> **Requirement**: What is needed here is every line of the records that includes "limited".

::: Dataset extract

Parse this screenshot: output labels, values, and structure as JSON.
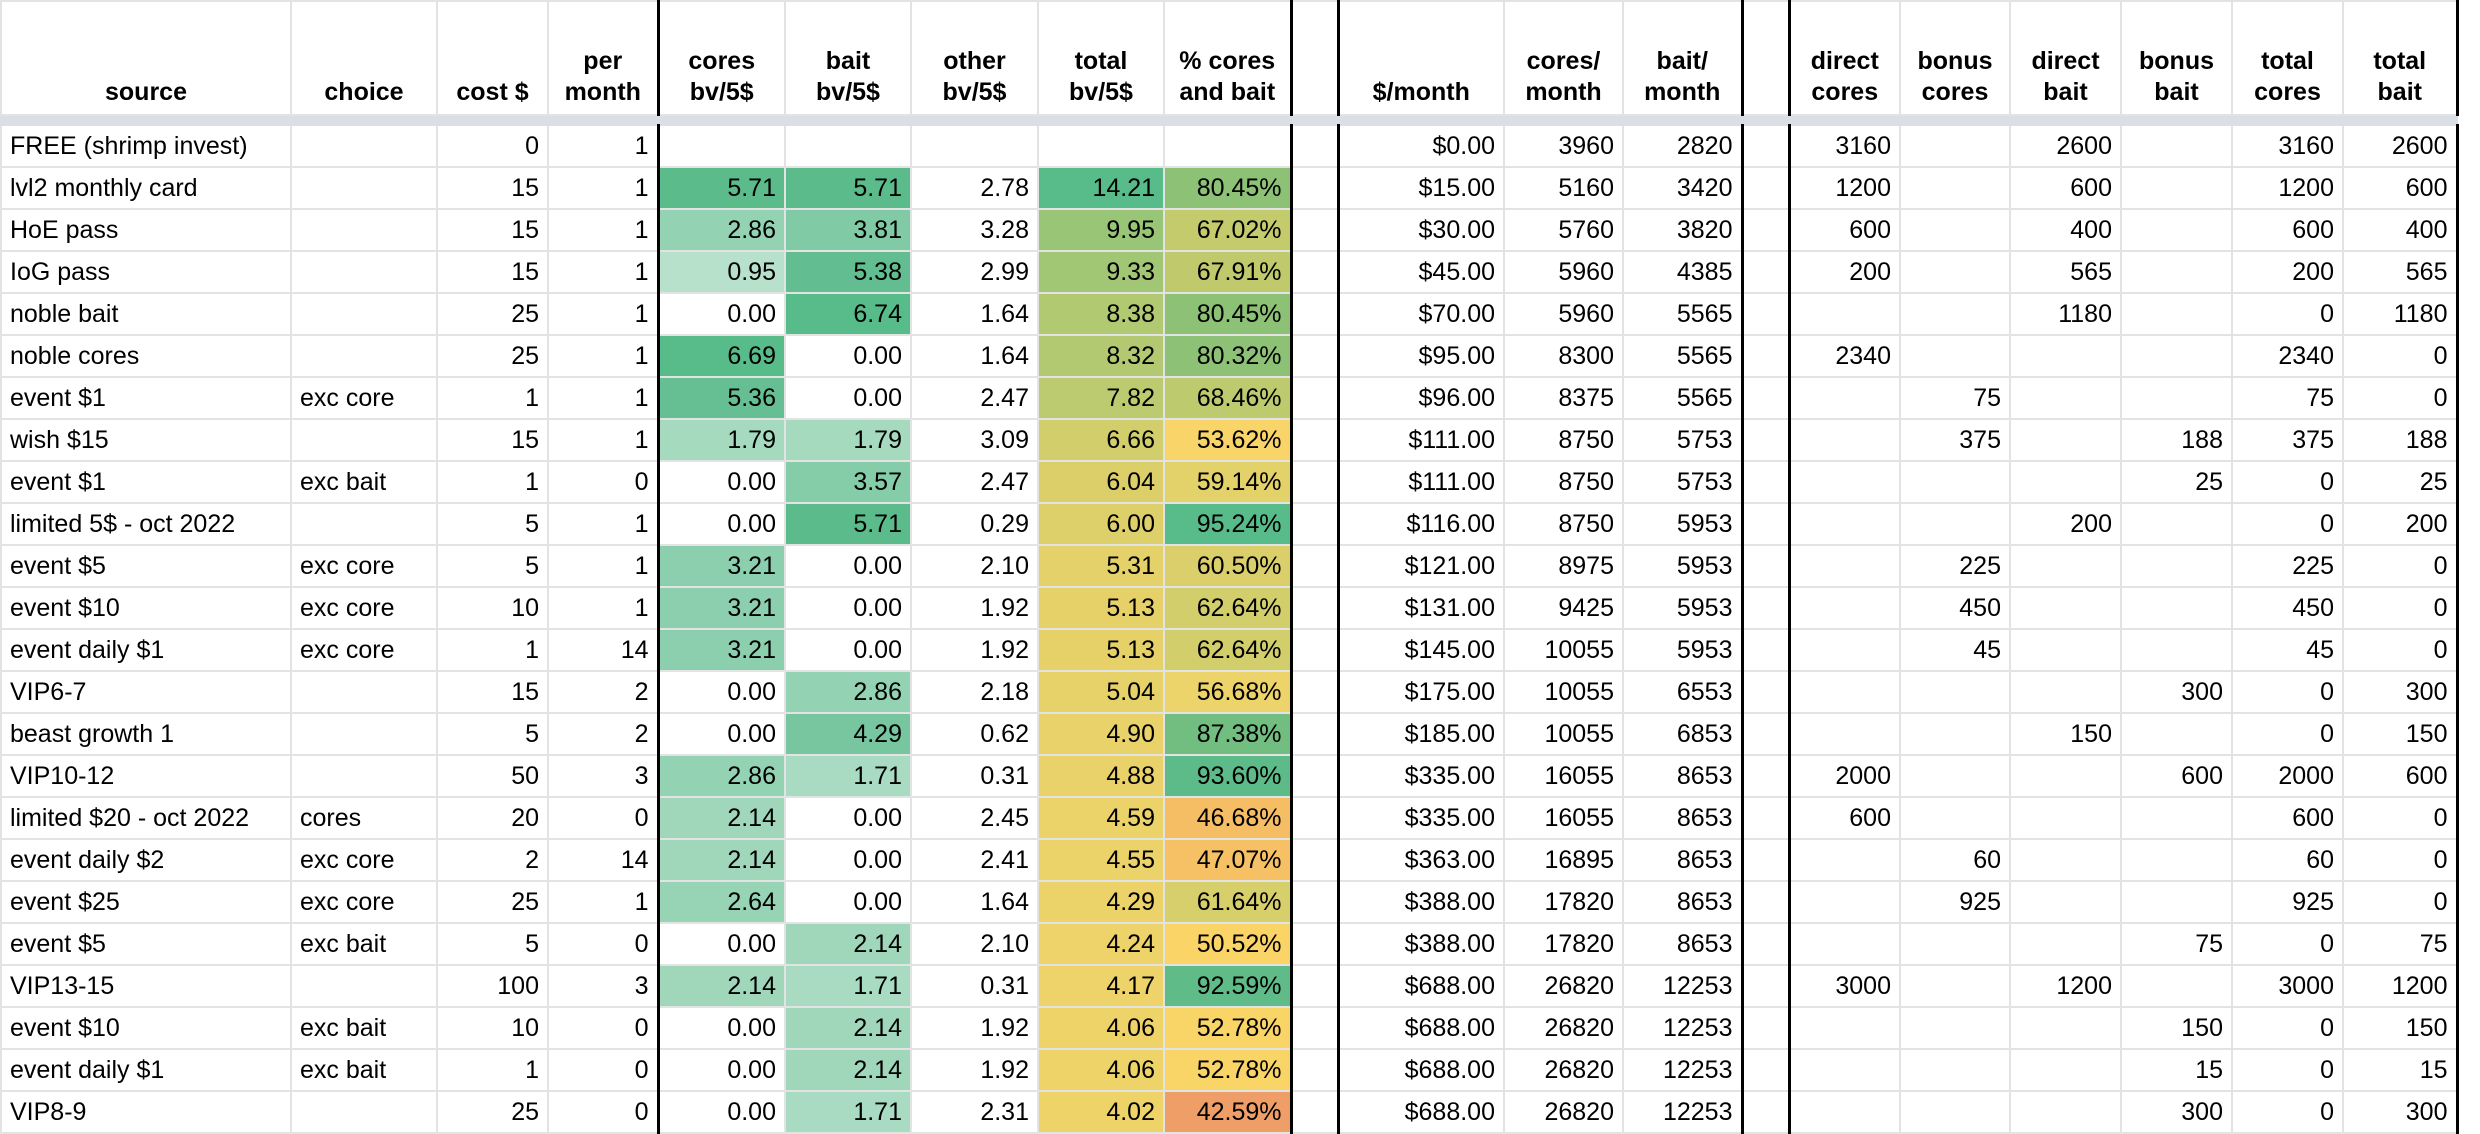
{
  "headers": {
    "source": "source",
    "choice": "choice",
    "cost": "cost $",
    "per_month": "per month",
    "cores_bv": "cores bv/5$",
    "bait_bv": "bait bv/5$",
    "other_bv": "other bv/5$",
    "total_bv": "total bv/5$",
    "pct": "% cores and bait",
    "dollar_month": "$/month",
    "cores_month": "cores/ month",
    "bait_month": "bait/ month",
    "direct_cores": "direct cores",
    "bonus_cores": "bonus cores",
    "direct_bait": "direct bait",
    "bonus_bait": "bonus bait",
    "total_cores": "total cores",
    "total_bait": "total bait"
  },
  "rows": [
    {
      "source": "FREE (shrimp invest)",
      "choice": "",
      "cost": "0",
      "per": "1",
      "cores": "",
      "bait": "",
      "other": "",
      "total": "",
      "pct": "",
      "dm": "$0.00",
      "cm": "3960",
      "bm": "2820",
      "dc": "3160",
      "bc": "",
      "db": "2600",
      "bb": "",
      "tc": "3160",
      "tb": "2600",
      "c_cores": "",
      "c_bait": "",
      "c_total": "",
      "c_pct": ""
    },
    {
      "source": "lvl2 monthly card",
      "choice": "",
      "cost": "15",
      "per": "1",
      "cores": "5.71",
      "bait": "5.71",
      "other": "2.78",
      "total": "14.21",
      "pct": "80.45%",
      "dm": "$15.00",
      "cm": "5160",
      "bm": "3420",
      "dc": "1200",
      "bc": "",
      "db": "600",
      "bb": "",
      "tc": "1200",
      "tb": "600",
      "c_cores": "#5cbb8a",
      "c_bait": "#5cbb8a",
      "c_total": "#57bb8a",
      "c_pct": "#8cc176"
    },
    {
      "source": "HoE pass",
      "choice": "",
      "cost": "15",
      "per": "1",
      "cores": "2.86",
      "bait": "3.81",
      "other": "3.28",
      "total": "9.95",
      "pct": "67.02%",
      "dm": "$30.00",
      "cm": "5760",
      "bm": "3820",
      "dc": "600",
      "bc": "",
      "db": "400",
      "bb": "",
      "tc": "600",
      "tb": "400",
      "c_cores": "#93d2b3",
      "c_bait": "#80caa6",
      "c_total": "#98c576",
      "c_pct": "#c3cb6d"
    },
    {
      "source": "IoG pass",
      "choice": "",
      "cost": "15",
      "per": "1",
      "cores": "0.95",
      "bait": "5.38",
      "other": "2.99",
      "total": "9.33",
      "pct": "67.91%",
      "dm": "$45.00",
      "cm": "5960",
      "bm": "4385",
      "dc": "200",
      "bc": "",
      "db": "565",
      "bb": "",
      "tc": "200",
      "tb": "565",
      "c_cores": "#b8e1cc",
      "c_bait": "#62be90",
      "c_total": "#a2c774",
      "c_pct": "#c0ca6d"
    },
    {
      "source": "noble bait",
      "choice": "",
      "cost": "25",
      "per": "1",
      "cores": "0.00",
      "bait": "6.74",
      "other": "1.64",
      "total": "8.38",
      "pct": "80.45%",
      "dm": "$70.00",
      "cm": "5960",
      "bm": "5565",
      "dc": "",
      "bc": "",
      "db": "1180",
      "bb": "",
      "tc": "0",
      "tb": "1180",
      "c_cores": "#ffffff",
      "c_bait": "#57bb8a",
      "c_total": "#b1c971",
      "c_pct": "#8cc176"
    },
    {
      "source": "noble cores",
      "choice": "",
      "cost": "25",
      "per": "1",
      "cores": "6.69",
      "bait": "0.00",
      "other": "1.64",
      "total": "8.32",
      "pct": "80.32%",
      "dm": "$95.00",
      "cm": "8300",
      "bm": "5565",
      "dc": "2340",
      "bc": "",
      "db": "",
      "bb": "",
      "tc": "2340",
      "tb": "0",
      "c_cores": "#57bb8a",
      "c_bait": "#ffffff",
      "c_total": "#b2c971",
      "c_pct": "#8dc176"
    },
    {
      "source": "event $1",
      "choice": "exc core",
      "cost": "1",
      "per": "1",
      "cores": "5.36",
      "bait": "0.00",
      "other": "2.47",
      "total": "7.82",
      "pct": "68.46%",
      "dm": "$96.00",
      "cm": "8375",
      "bm": "5565",
      "dc": "",
      "bc": "75",
      "db": "",
      "bb": "",
      "tc": "75",
      "tb": "0",
      "c_cores": "#65bf93",
      "c_bait": "#ffffff",
      "c_total": "#bccb6f",
      "c_pct": "#bdca6e"
    },
    {
      "source": "wish $15",
      "choice": "",
      "cost": "15",
      "per": "1",
      "cores": "1.79",
      "bait": "1.79",
      "other": "3.09",
      "total": "6.66",
      "pct": "53.62%",
      "dm": "$111.00",
      "cm": "8750",
      "bm": "5753",
      "dc": "",
      "bc": "375",
      "db": "",
      "bb": "188",
      "tc": "375",
      "tb": "188",
      "c_cores": "#a6dabf",
      "c_bait": "#a6dabf",
      "c_total": "#d2ce6b",
      "c_pct": "#f8d469"
    },
    {
      "source": "event $1",
      "choice": "exc bait",
      "cost": "1",
      "per": "0",
      "cores": "0.00",
      "bait": "3.57",
      "other": "2.47",
      "total": "6.04",
      "pct": "59.14%",
      "dm": "$111.00",
      "cm": "8750",
      "bm": "5753",
      "dc": "",
      "bc": "",
      "db": "",
      "bb": "25",
      "tc": "0",
      "tb": "25",
      "c_cores": "#ffffff",
      "c_bait": "#85cca9",
      "c_total": "#dccf6a",
      "c_pct": "#e3d16a"
    },
    {
      "source": "limited 5$ - oct 2022",
      "choice": "",
      "cost": "5",
      "per": "1",
      "cores": "0.00",
      "bait": "5.71",
      "other": "0.29",
      "total": "6.00",
      "pct": "95.24%",
      "dm": "$116.00",
      "cm": "8750",
      "bm": "5953",
      "dc": "",
      "bc": "",
      "db": "200",
      "bb": "",
      "tc": "0",
      "tb": "200",
      "c_cores": "#ffffff",
      "c_bait": "#5cbb8a",
      "c_total": "#ddd06a",
      "c_pct": "#57bb8a"
    },
    {
      "source": "event $5",
      "choice": "exc core",
      "cost": "5",
      "per": "1",
      "cores": "3.21",
      "bait": "0.00",
      "other": "2.10",
      "total": "5.31",
      "pct": "60.50%",
      "dm": "$121.00",
      "cm": "8975",
      "bm": "5953",
      "dc": "",
      "bc": "225",
      "db": "",
      "bb": "",
      "tc": "225",
      "tb": "0",
      "c_cores": "#8ccfae",
      "c_bait": "#ffffff",
      "c_total": "#e4d169",
      "c_pct": "#dbcf6b"
    },
    {
      "source": "event $10",
      "choice": "exc core",
      "cost": "10",
      "per": "1",
      "cores": "3.21",
      "bait": "0.00",
      "other": "1.92",
      "total": "5.13",
      "pct": "62.64%",
      "dm": "$131.00",
      "cm": "9425",
      "bm": "5953",
      "dc": "",
      "bc": "450",
      "db": "",
      "bb": "",
      "tc": "450",
      "tb": "0",
      "c_cores": "#8ccfae",
      "c_bait": "#ffffff",
      "c_total": "#e6d169",
      "c_pct": "#d3ce6c"
    },
    {
      "source": "event daily $1",
      "choice": "exc core",
      "cost": "1",
      "per": "14",
      "cores": "3.21",
      "bait": "0.00",
      "other": "1.92",
      "total": "5.13",
      "pct": "62.64%",
      "dm": "$145.00",
      "cm": "10055",
      "bm": "5953",
      "dc": "",
      "bc": "45",
      "db": "",
      "bb": "",
      "tc": "45",
      "tb": "0",
      "c_cores": "#8ccfae",
      "c_bait": "#ffffff",
      "c_total": "#e6d169",
      "c_pct": "#d3ce6c"
    },
    {
      "source": "VIP6-7",
      "choice": "",
      "cost": "15",
      "per": "2",
      "cores": "0.00",
      "bait": "2.86",
      "other": "2.18",
      "total": "5.04",
      "pct": "56.68%",
      "dm": "$175.00",
      "cm": "10055",
      "bm": "6553",
      "dc": "",
      "bc": "",
      "db": "",
      "bb": "300",
      "tc": "0",
      "tb": "300",
      "c_cores": "#ffffff",
      "c_bait": "#93d2b3",
      "c_total": "#e7d169",
      "c_pct": "#ecd36a"
    },
    {
      "source": "beast growth 1",
      "choice": "",
      "cost": "5",
      "per": "2",
      "cores": "0.00",
      "bait": "4.29",
      "other": "0.62",
      "total": "4.90",
      "pct": "87.38%",
      "dm": "$185.00",
      "cm": "10055",
      "bm": "6853",
      "dc": "",
      "bc": "",
      "db": "150",
      "bb": "",
      "tc": "0",
      "tb": "150",
      "c_cores": "#ffffff",
      "c_bait": "#78c6a0",
      "c_total": "#e8d269",
      "c_pct": "#72bd80"
    },
    {
      "source": "VIP10-12",
      "choice": "",
      "cost": "50",
      "per": "3",
      "cores": "2.86",
      "bait": "1.71",
      "other": "0.31",
      "total": "4.88",
      "pct": "93.60%",
      "dm": "$335.00",
      "cm": "16055",
      "bm": "8653",
      "dc": "2000",
      "bc": "",
      "db": "",
      "bb": "600",
      "tc": "2000",
      "tb": "600",
      "c_cores": "#93d2b3",
      "c_bait": "#a8dbc1",
      "c_total": "#e8d269",
      "c_pct": "#5cbb89"
    },
    {
      "source": "limited $20 - oct 2022",
      "choice": "cores",
      "cost": "20",
      "per": "0",
      "cores": "2.14",
      "bait": "0.00",
      "other": "2.45",
      "total": "4.59",
      "pct": "46.68%",
      "dm": "$335.00",
      "cm": "16055",
      "bm": "8653",
      "dc": "600",
      "bc": "",
      "db": "",
      "bb": "",
      "tc": "600",
      "tb": "0",
      "c_cores": "#a0d7bb",
      "c_bait": "#ffffff",
      "c_total": "#ebd269",
      "c_pct": "#f6be64"
    },
    {
      "source": "event daily $2",
      "choice": "exc core",
      "cost": "2",
      "per": "14",
      "cores": "2.14",
      "bait": "0.00",
      "other": "2.41",
      "total": "4.55",
      "pct": "47.07%",
      "dm": "$363.00",
      "cm": "16895",
      "bm": "8653",
      "dc": "",
      "bc": "60",
      "db": "",
      "bb": "",
      "tc": "60",
      "tb": "0",
      "c_cores": "#a0d7bb",
      "c_bait": "#ffffff",
      "c_total": "#ebd269",
      "c_pct": "#f6c064"
    },
    {
      "source": "event $25",
      "choice": "exc core",
      "cost": "25",
      "per": "1",
      "cores": "2.64",
      "bait": "0.00",
      "other": "1.64",
      "total": "4.29",
      "pct": "61.64%",
      "dm": "$388.00",
      "cm": "17820",
      "bm": "8653",
      "dc": "",
      "bc": "925",
      "db": "",
      "bb": "",
      "tc": "925",
      "tb": "0",
      "c_cores": "#97d3b5",
      "c_bait": "#ffffff",
      "c_total": "#ecd369",
      "c_pct": "#d7cf6b"
    },
    {
      "source": "event $5",
      "choice": "exc bait",
      "cost": "5",
      "per": "0",
      "cores": "0.00",
      "bait": "2.14",
      "other": "2.10",
      "total": "4.24",
      "pct": "50.52%",
      "dm": "$388.00",
      "cm": "17820",
      "bm": "8653",
      "dc": "",
      "bc": "",
      "db": "",
      "bb": "75",
      "tc": "0",
      "tb": "75",
      "c_cores": "#ffffff",
      "c_bait": "#a0d7bb",
      "c_total": "#edd369",
      "c_pct": "#fbd467"
    },
    {
      "source": "VIP13-15",
      "choice": "",
      "cost": "100",
      "per": "3",
      "cores": "2.14",
      "bait": "1.71",
      "other": "0.31",
      "total": "4.17",
      "pct": "92.59%",
      "dm": "$688.00",
      "cm": "26820",
      "bm": "12253",
      "dc": "3000",
      "bc": "",
      "db": "1200",
      "bb": "",
      "tc": "3000",
      "tb": "1200",
      "c_cores": "#a0d7bb",
      "c_bait": "#a8dbc1",
      "c_total": "#edd369",
      "c_pct": "#5fbc88"
    },
    {
      "source": "event $10",
      "choice": "exc bait",
      "cost": "10",
      "per": "0",
      "cores": "0.00",
      "bait": "2.14",
      "other": "1.92",
      "total": "4.06",
      "pct": "52.78%",
      "dm": "$688.00",
      "cm": "26820",
      "bm": "12253",
      "dc": "",
      "bc": "",
      "db": "",
      "bb": "150",
      "tc": "0",
      "tb": "150",
      "c_cores": "#ffffff",
      "c_bait": "#a0d7bb",
      "c_total": "#eed369",
      "c_pct": "#f9d568"
    },
    {
      "source": "event daily $1",
      "choice": "exc bait",
      "cost": "1",
      "per": "0",
      "cores": "0.00",
      "bait": "2.14",
      "other": "1.92",
      "total": "4.06",
      "pct": "52.78%",
      "dm": "$688.00",
      "cm": "26820",
      "bm": "12253",
      "dc": "",
      "bc": "",
      "db": "",
      "bb": "15",
      "tc": "0",
      "tb": "15",
      "c_cores": "#ffffff",
      "c_bait": "#a0d7bb",
      "c_total": "#eed369",
      "c_pct": "#f9d568"
    },
    {
      "source": "VIP8-9",
      "choice": "",
      "cost": "25",
      "per": "0",
      "cores": "0.00",
      "bait": "1.71",
      "other": "2.31",
      "total": "4.02",
      "pct": "42.59%",
      "dm": "$688.00",
      "cm": "26820",
      "bm": "12253",
      "dc": "",
      "bc": "",
      "db": "",
      "bb": "300",
      "tc": "0",
      "tb": "300",
      "c_cores": "#ffffff",
      "c_bait": "#a8dbc1",
      "c_total": "#eed369",
      "c_pct": "#ef9e68"
    }
  ]
}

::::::

> **Output for this exercise**:
      "source": "limited 5$ - oct 2022",
      "source": "limited $20 - oct 2022",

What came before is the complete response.